Mutual funds invest their money differently depending on the investment goals of the fund, and they adjust these investments by choosing different types of asset allocations. These allocations also depend on the mutual fund and its management and investment philosophies. Asset allocation is often divided along the lines of a company’s size, meaning the stocks held in small, medium and large companies. Allocation is also divided by the type of stock, with value, blend and growth stocks. Growth stocks tend to be the most aggressive and may gain and lose money rapidly over the short term. However, growth stocks have the greatest potential for long-term gains and are a good pick if you can put up with the short-term volatility.

Qualitative analysis for the mutual funds

Investment Team:

The future returns of the fund are largely dependent on the investment decisions that a fund manager makes, thus an experienced fund manager is one of the most important criteria for any fund.

Investment strategy and Process :

Answers the question of where and how is the fund going to manage its investors money. It is a critical part of the selection process as it states which fund have been able to implement a successful strategy and generate an Active return out of it.

Investment Mandate:

It is a set a of instructions for the fund manager to make investments. Any unique provision in the mandate that enables the fund manager to generate more returns are preferred.

 Transparency : of the funds house

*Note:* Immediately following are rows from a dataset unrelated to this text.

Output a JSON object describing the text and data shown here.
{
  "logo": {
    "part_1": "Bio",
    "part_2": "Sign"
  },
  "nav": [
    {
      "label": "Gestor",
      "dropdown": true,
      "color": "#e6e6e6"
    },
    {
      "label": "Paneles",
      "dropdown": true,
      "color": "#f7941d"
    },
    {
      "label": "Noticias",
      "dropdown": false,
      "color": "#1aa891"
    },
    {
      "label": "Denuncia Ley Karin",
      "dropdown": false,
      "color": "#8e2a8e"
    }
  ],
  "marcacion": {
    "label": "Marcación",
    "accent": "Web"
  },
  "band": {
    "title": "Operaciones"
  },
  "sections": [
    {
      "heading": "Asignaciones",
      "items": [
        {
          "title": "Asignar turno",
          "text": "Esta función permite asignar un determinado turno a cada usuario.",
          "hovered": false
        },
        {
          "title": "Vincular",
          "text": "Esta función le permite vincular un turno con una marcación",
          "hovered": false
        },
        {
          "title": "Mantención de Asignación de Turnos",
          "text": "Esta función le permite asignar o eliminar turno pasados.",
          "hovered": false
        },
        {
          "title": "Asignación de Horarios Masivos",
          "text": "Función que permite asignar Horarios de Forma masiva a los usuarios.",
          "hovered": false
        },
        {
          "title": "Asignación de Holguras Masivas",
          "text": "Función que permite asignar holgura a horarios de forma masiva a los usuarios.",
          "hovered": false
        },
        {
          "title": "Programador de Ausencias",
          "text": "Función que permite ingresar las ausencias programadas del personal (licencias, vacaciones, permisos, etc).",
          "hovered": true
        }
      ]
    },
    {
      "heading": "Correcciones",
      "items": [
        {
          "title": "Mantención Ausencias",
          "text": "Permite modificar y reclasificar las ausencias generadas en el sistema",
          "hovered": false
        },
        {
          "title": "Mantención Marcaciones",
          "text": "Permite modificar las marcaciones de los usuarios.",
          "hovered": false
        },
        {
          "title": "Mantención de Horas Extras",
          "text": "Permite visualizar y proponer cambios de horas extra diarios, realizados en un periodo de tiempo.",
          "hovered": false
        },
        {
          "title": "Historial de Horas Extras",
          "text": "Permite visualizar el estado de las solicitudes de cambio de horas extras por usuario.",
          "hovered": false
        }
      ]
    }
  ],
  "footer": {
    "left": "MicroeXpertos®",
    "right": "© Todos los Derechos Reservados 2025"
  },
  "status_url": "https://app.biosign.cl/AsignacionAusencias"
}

Keep in mind these five points about mutual fund costs before you invest in a fund

Fund returns are net of all costs

When comparing mutual funds with other investments like ULIPs, note that the NAV-based returns of mutual funds are net of all expenses. In fact, the expense ratio is the only item of cost allowed to be (apart from the optional exit load) charged by the fund. What you see in the MF NAV is thus what you will get, both at the time of purchase and redemption. Now, ULIPs charge fund management fees to the NAV just like MFs, but they also levy a battery of other costs such as mortality charges for the insurance cover, premium allocation charges, which do not reflect in the NAV but are usually deducted from your investment before you are allotted units. When you redeem, ULIPs also levy surrender charges on top of the NAV. So if you’re comparing a MF with an ULIP, don’t just go by NAV returns alone.

Expense ratio is a moving target

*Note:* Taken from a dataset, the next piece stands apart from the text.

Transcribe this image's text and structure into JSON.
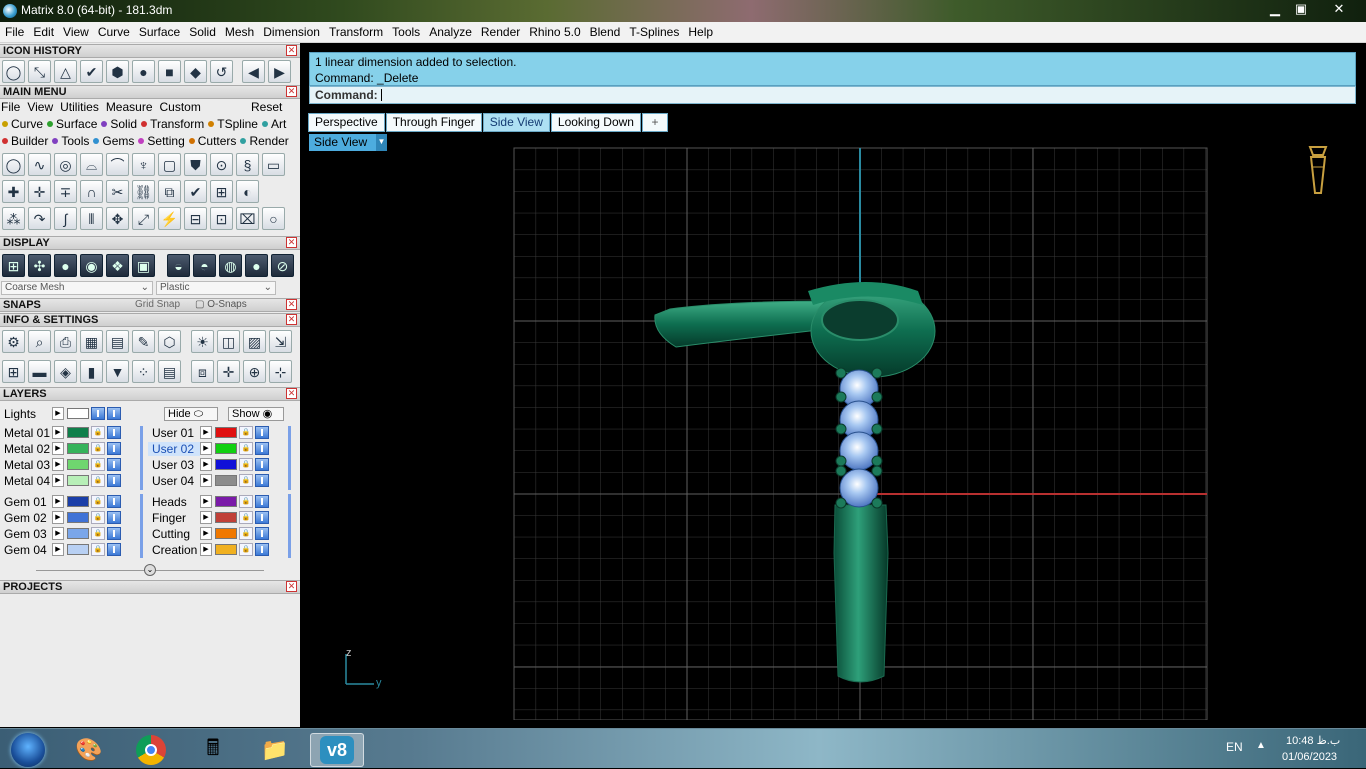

You may decide to buy a fund based on the expense ratio in its latest factsheet. But while doing so, be aware that the ratio is not cast in stone. The fund is free to peg its expense ratio sharply up or down over time. On the debt side, schemes have even been known to kick off with a very reasonable looking expense ratio, only to hike it the very next year. Nor do fund houses have to take your permission to change their expense structure, as it isn’t a ‘fundamental attribute’ of the scheme. All this means that you don’t just have to keep an eye on fund costs when you invest. You also need to check back on costs every time you review your portfolio.

Smart beta ETFs are here

Active funds in India are expensive when compared to their Western peers, but ETFs aren’t. While active large-cap funds sported an average expense ratio of 2.33 per cent in June 2016, index funds and ETFs averaged only 0.55 per cent for the same period. Yes, there are 1 per cent plus funds (open end index funds) in the category, but you also have ETFs from HDFC, Invesco, Reliance R*Shares and Edelweiss charging a modest 0.05 to 0.10 per cent a year to passively track indices. With the bourses rolling out ‘Smart’ indices (playing on Quality, Value, Dividend Opportunities and so on) that use quantitative filters to select stocks, fund houses have also begun to launch ETFs that mimic these indices. These offer a low-cost yet smarter alternative to plain Jane Nifty and Sensex tracking ETFs.

Anoop

Dilzer Consultants Pvt Ltd

https://www.moneycontrol.com/news/business/personal-finance/5-things-young-investors-should-know-before-investing-in-mutual-funds-2342741.html

https://www.firstpost.com/investing/what-you-need-to-know-before-investing-in-mutual-funds-3293972.html